▶ [TASK TO COMPLETE]:
Go through the data below and return each line where the string "label" occurs.
*** Opening of SOURCE INFORMATION ***
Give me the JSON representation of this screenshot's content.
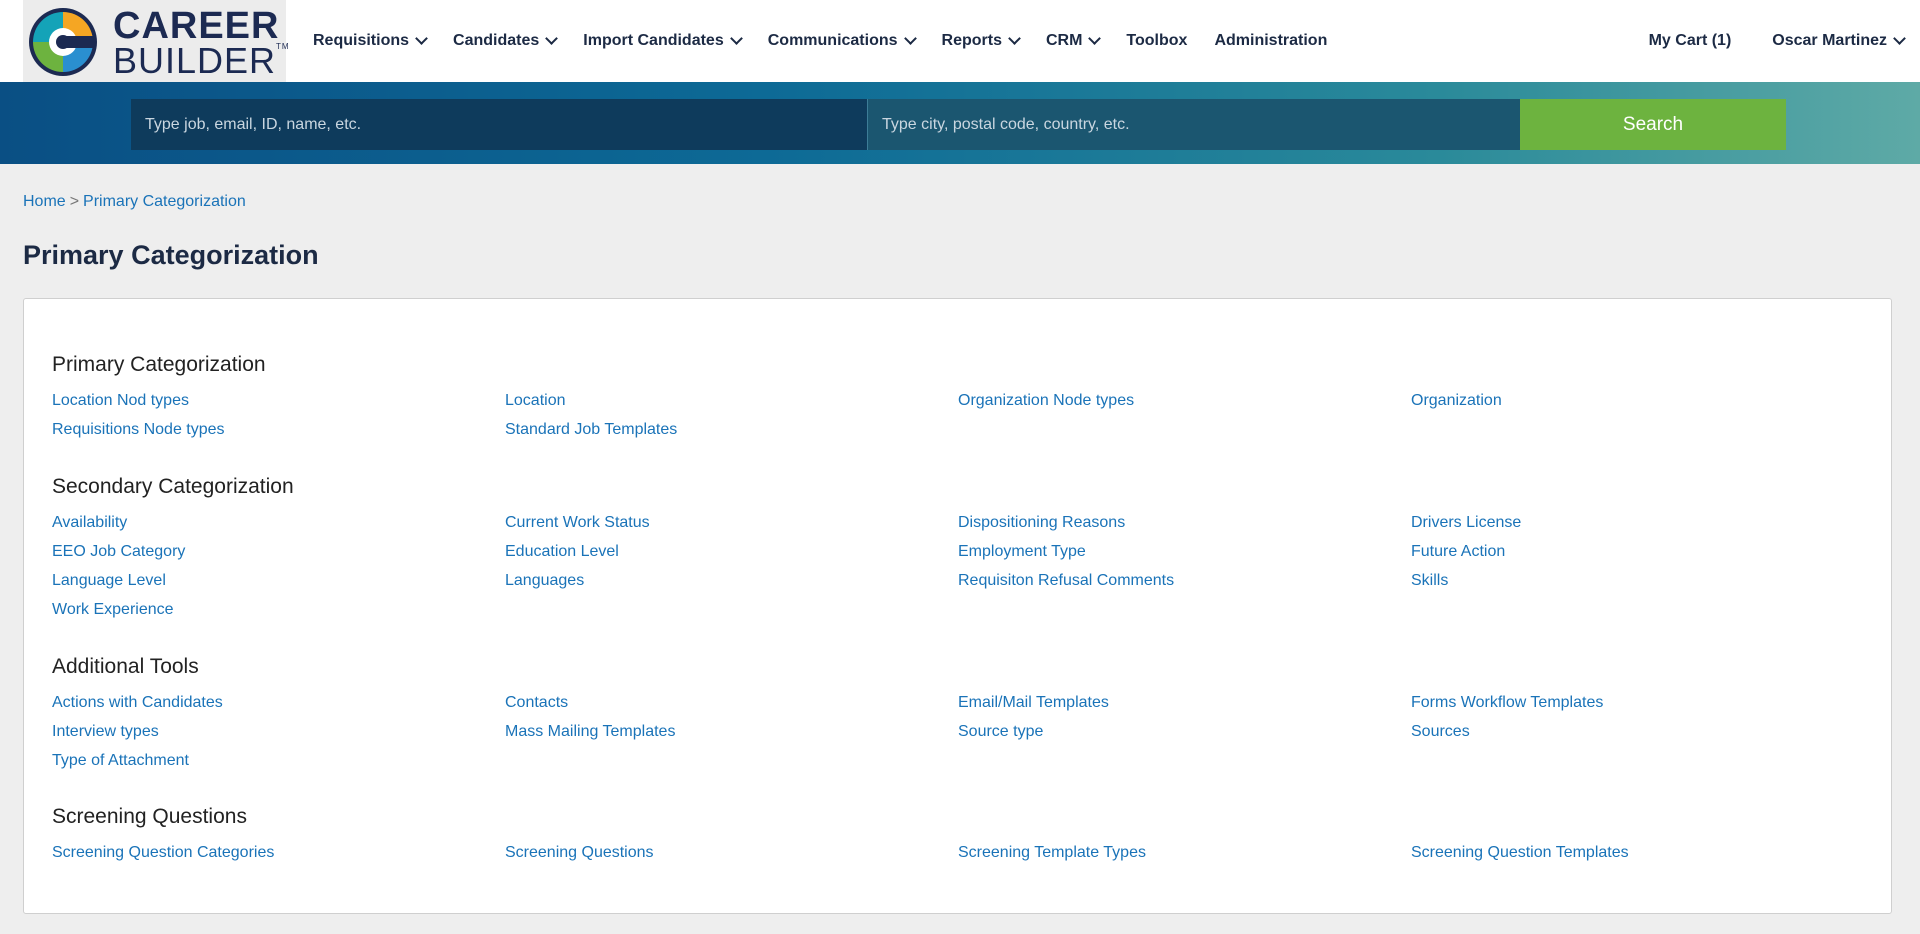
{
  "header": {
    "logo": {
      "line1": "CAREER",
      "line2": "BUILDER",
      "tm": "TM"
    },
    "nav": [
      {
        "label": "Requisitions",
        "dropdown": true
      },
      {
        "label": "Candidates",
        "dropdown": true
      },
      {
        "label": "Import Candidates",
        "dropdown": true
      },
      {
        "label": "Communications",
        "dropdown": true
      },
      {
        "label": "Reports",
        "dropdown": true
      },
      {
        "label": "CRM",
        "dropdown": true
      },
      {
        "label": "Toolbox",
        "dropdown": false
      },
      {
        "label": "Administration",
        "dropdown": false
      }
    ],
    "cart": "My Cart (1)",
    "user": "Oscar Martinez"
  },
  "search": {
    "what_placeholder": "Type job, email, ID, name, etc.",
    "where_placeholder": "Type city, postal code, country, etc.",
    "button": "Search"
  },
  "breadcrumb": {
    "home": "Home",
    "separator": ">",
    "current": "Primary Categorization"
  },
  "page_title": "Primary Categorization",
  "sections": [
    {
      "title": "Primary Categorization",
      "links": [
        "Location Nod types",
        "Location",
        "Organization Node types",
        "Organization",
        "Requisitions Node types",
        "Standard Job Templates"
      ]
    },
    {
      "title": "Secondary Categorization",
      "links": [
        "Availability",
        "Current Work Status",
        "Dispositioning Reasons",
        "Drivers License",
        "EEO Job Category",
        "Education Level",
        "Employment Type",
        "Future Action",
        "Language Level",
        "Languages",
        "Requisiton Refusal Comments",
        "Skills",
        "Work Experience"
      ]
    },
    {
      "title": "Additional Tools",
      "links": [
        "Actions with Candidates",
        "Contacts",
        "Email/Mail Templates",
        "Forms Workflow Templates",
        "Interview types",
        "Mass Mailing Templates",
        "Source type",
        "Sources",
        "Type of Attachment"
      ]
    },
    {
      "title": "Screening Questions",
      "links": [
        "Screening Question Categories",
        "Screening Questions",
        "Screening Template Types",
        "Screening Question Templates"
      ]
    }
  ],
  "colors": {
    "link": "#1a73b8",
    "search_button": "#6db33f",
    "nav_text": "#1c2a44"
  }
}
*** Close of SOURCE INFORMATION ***
▶ [EXERCISE RESULT]:
        "label": "Requisitions",
        "label": "Candidates",
        "label": "Import Candidates",
        "label": "Communications",
        "label": "Reports",
        "label": "CRM",
        "label": "Toolbox",
        "label": "Administration",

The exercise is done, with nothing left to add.